>>>
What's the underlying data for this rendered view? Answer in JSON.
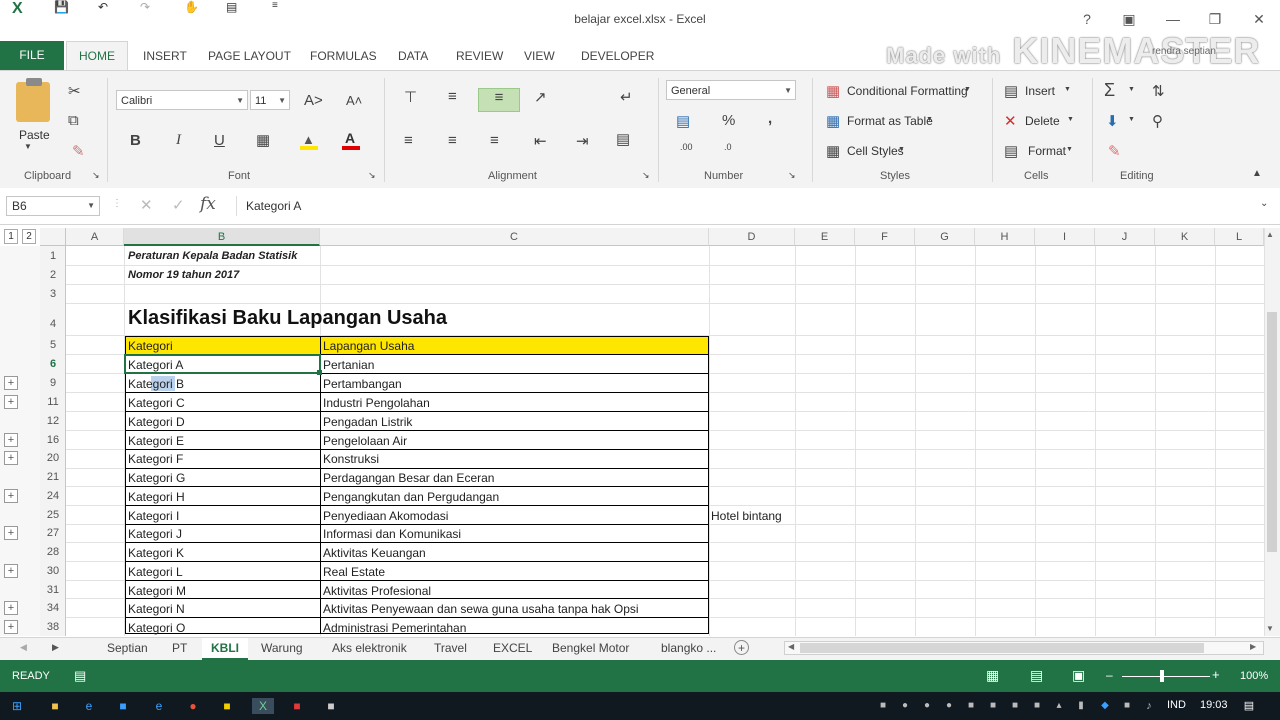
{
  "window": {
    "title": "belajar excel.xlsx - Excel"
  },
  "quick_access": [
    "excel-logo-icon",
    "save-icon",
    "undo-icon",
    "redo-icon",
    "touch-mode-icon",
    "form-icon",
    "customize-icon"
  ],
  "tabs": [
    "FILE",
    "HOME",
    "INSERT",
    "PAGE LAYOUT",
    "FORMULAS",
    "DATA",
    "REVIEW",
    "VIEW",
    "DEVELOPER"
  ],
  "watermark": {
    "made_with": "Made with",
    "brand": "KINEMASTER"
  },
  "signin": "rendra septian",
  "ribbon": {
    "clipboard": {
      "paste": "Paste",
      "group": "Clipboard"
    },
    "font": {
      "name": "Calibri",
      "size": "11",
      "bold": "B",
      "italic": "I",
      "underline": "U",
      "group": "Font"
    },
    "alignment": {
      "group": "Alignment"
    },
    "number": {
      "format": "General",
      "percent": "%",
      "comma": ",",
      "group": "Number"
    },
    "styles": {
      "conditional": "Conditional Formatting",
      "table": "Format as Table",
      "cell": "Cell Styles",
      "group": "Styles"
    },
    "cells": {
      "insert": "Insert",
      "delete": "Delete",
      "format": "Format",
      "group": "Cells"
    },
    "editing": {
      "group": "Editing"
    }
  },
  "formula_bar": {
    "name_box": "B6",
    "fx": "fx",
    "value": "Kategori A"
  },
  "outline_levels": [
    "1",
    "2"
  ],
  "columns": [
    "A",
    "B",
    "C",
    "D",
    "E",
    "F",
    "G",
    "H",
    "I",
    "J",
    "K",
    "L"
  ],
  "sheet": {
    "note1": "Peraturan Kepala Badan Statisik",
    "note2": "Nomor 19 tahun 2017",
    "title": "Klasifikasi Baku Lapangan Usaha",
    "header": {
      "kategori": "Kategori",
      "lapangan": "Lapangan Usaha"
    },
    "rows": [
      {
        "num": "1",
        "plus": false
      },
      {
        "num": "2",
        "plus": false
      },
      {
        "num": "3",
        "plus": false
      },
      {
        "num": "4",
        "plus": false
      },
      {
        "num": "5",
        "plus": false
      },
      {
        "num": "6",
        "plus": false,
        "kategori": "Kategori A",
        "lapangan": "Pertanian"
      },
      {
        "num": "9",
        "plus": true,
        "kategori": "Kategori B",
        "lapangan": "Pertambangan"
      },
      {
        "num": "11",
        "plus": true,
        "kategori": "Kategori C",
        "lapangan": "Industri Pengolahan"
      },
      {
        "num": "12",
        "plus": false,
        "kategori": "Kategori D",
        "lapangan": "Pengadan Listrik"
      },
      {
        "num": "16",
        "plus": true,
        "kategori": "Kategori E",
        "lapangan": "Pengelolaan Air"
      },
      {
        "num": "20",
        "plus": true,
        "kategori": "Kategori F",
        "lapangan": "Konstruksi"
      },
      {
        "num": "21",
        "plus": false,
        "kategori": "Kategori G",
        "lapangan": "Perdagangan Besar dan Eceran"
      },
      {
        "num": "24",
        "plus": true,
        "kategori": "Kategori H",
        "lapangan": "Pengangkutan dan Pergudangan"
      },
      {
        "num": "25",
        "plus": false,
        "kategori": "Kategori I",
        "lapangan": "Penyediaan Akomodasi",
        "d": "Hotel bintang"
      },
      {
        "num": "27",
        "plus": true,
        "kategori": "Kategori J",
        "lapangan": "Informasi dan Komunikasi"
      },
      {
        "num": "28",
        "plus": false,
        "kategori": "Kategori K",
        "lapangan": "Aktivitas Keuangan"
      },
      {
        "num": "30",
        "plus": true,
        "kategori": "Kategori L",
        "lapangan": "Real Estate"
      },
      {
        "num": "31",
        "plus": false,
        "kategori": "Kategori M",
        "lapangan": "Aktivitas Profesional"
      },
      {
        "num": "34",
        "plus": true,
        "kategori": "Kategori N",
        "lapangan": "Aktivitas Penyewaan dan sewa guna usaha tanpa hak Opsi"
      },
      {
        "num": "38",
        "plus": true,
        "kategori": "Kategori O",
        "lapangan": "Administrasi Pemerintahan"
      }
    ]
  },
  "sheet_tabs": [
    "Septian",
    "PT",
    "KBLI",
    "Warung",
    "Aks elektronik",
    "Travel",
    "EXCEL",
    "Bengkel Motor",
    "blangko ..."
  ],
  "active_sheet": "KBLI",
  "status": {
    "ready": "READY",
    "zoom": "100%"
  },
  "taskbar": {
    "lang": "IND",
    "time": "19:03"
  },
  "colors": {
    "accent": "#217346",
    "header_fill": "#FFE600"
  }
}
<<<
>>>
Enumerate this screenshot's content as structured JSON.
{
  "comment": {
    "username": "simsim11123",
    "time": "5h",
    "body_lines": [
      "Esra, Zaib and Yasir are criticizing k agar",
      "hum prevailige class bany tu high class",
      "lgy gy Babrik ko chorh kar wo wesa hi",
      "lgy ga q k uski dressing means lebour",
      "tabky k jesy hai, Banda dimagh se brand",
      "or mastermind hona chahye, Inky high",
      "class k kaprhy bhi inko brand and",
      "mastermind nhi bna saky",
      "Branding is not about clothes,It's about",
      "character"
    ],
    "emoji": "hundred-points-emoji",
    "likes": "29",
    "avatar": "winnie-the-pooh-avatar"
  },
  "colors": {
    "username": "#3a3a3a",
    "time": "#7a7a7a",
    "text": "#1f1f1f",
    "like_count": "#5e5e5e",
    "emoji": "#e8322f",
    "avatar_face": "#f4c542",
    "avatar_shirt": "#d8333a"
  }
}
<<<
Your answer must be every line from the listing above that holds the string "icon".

    "excel-logo-icon",
    "save-icon",
    "undo-icon",
    "redo-icon",
    "touch-mode-icon",
    "form-icon",
    "customize-icon"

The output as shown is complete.